I was warned a few years ago that the cataract growing in my left eye would need to be operated on and the time is now. Given all that is going on in the world, I am filled with gratitude that care and operations are still going ahead here. I was unusually anxious as I set out for my pre-op assessment yesterday and not exactly embracing what lay ahead.
The instructions were clear and I was not allowed to drive afterwards, so I checked Google maps and saw a train station and a fair walk would bring me to the clinic. Off I set on a lovely sunny afternoon.
I stood outside the station absorbing the sight of a steep, and long, hill in front of me and acknowledged that Google maps appear flat!

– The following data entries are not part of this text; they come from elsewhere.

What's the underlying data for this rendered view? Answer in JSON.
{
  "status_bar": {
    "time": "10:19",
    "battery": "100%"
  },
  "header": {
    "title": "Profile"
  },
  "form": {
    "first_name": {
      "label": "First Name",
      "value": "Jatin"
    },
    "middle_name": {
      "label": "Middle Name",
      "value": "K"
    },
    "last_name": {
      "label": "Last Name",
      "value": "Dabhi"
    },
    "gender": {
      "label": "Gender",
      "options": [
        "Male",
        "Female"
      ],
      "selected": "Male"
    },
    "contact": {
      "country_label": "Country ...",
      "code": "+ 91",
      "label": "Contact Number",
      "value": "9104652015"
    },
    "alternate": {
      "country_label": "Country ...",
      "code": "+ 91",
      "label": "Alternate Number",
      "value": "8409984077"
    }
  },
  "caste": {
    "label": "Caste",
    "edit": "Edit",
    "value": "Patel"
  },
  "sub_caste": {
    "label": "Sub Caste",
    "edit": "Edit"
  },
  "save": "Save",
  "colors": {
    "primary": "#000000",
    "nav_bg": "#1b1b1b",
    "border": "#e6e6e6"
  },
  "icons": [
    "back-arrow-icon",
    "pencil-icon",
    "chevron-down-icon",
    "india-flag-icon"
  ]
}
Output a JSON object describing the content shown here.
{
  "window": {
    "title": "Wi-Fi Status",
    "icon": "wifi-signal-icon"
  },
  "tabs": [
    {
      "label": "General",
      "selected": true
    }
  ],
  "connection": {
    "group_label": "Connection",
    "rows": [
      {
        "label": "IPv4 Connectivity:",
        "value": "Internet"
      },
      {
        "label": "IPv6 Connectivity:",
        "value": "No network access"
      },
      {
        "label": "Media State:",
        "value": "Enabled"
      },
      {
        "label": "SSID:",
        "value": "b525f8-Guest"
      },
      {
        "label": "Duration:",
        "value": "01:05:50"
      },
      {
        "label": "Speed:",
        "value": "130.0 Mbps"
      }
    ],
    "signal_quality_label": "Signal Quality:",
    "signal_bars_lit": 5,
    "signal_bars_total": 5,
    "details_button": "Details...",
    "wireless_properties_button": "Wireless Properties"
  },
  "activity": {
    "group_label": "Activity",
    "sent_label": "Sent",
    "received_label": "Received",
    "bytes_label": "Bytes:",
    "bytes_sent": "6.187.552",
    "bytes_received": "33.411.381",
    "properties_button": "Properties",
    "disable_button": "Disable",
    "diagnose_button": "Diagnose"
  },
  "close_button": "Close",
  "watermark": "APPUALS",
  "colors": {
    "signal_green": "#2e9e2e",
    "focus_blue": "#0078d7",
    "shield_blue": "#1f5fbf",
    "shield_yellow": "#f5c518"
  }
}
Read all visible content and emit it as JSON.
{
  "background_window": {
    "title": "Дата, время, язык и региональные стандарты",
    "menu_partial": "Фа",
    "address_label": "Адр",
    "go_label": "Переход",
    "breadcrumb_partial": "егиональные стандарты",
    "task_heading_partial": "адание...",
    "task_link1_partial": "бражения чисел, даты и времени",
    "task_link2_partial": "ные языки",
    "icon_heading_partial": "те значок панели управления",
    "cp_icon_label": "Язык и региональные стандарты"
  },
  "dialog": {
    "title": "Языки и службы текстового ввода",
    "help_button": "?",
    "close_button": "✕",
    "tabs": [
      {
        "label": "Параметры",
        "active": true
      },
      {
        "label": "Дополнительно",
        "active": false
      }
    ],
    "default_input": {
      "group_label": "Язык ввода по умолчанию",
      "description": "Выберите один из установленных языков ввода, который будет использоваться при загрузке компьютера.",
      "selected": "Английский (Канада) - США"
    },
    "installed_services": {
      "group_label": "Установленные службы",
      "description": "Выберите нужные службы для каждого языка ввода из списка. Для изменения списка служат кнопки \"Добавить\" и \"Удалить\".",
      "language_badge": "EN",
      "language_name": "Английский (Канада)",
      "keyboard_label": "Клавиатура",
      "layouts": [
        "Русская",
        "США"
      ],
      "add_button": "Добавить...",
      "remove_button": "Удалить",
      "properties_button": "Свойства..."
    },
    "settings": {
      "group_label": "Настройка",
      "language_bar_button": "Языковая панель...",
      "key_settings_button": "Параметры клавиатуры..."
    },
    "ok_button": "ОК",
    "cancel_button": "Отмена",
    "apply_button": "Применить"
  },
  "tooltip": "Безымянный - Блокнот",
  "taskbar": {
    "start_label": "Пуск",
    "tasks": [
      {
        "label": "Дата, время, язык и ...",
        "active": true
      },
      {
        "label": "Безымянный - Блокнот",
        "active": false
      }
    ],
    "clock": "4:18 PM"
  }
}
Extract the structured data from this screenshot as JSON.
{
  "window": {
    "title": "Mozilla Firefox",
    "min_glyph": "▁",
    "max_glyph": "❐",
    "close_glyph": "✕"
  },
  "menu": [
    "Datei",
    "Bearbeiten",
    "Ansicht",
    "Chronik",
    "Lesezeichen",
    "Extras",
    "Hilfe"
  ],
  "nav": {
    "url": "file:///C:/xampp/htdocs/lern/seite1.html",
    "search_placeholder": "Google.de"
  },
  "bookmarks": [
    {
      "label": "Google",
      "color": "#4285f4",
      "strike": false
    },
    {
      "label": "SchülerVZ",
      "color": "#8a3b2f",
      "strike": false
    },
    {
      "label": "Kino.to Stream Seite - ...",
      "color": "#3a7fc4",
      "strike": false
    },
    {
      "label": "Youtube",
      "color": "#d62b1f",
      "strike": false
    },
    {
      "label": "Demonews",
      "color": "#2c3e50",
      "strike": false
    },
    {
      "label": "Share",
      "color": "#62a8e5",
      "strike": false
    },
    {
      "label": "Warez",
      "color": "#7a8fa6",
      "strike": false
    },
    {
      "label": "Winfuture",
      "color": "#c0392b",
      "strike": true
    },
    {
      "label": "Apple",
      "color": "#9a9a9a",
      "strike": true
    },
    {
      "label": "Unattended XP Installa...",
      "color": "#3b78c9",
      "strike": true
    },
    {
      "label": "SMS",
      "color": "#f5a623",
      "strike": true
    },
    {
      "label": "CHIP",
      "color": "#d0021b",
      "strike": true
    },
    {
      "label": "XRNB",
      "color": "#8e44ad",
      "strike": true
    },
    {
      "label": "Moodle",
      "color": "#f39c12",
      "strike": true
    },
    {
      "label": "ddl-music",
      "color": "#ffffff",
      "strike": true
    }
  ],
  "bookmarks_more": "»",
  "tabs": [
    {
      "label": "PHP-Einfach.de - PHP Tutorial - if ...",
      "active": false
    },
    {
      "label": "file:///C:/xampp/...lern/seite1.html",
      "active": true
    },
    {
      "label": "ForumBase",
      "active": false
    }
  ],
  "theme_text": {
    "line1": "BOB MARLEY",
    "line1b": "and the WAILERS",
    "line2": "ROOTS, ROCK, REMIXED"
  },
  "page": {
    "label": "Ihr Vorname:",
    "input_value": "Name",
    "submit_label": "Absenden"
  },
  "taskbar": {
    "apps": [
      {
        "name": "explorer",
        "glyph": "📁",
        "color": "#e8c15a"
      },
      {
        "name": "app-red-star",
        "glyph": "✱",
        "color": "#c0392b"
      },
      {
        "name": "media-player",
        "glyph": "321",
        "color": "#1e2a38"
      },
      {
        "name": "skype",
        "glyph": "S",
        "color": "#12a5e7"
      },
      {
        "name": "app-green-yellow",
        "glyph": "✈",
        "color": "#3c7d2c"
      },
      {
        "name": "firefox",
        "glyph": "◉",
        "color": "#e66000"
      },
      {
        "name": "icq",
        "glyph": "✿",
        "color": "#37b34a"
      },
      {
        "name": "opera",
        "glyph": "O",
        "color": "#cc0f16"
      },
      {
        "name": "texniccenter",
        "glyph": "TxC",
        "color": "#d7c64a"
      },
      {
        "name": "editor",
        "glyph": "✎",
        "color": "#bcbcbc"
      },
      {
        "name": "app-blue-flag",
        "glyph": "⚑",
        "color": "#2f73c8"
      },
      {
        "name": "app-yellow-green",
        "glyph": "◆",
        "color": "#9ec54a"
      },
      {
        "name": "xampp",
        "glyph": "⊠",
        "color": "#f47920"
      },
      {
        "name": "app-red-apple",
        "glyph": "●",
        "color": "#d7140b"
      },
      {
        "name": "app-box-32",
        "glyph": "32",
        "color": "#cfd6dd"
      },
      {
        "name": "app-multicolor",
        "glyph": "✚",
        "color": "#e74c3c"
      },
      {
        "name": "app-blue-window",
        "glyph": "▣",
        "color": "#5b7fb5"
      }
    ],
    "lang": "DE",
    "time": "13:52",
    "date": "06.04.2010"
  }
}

Half an hour later, glowing (as they say ‘horses sweat, men perspire and women glow), I arrived at the back entrance to the clinic site. I wished I had taken a taxi or phoned a friend.
Entering the site through a beautiful stone archway, the modern clinic building nestles beside an old church, church hall and community centre on lovely landscaped grounds. It was so peaceful and I sat down on one of the benches. The bees were busy in the roses beside the church, a pharmacy was operating beside the old church hall and people were chatting quietly as they waited to be served. Folk were cycling to and fro and the car park was dotted with trees.
Inside, it is a bright and welcoming space with the eye clinic on the top floor. There was an escort and he chatted about the way they are keeping everywhere sanitised and how I would be cared for. He took the time to help me complete the forms. All the people who carried out the assessment stages were kind and gentle, so the peace gifted from the churchyard continued. They even laughed when I opened my distance glasses case and it was empty. I’d left them in the car console back home!
In 1861, it was where the Union Workhouse was built and then in 1866, a hospital was added. In 1948, the whole site became St. Catherine’s hospital. In 2009, it was revamped to become the largest community health care facility delivered in the North West of England for many years. The architects and planners have done a wonderful job of marrying the old with the new and the way the facility is being run are sympathetic to their vision.
If I’d gone by taxi, I’d have arrived at the front entrance and missed the wonder at the back.
‘Out beyond ideas of wrongdoing and rightdoing, there is a field. I will meet you there.’ ~ Rumi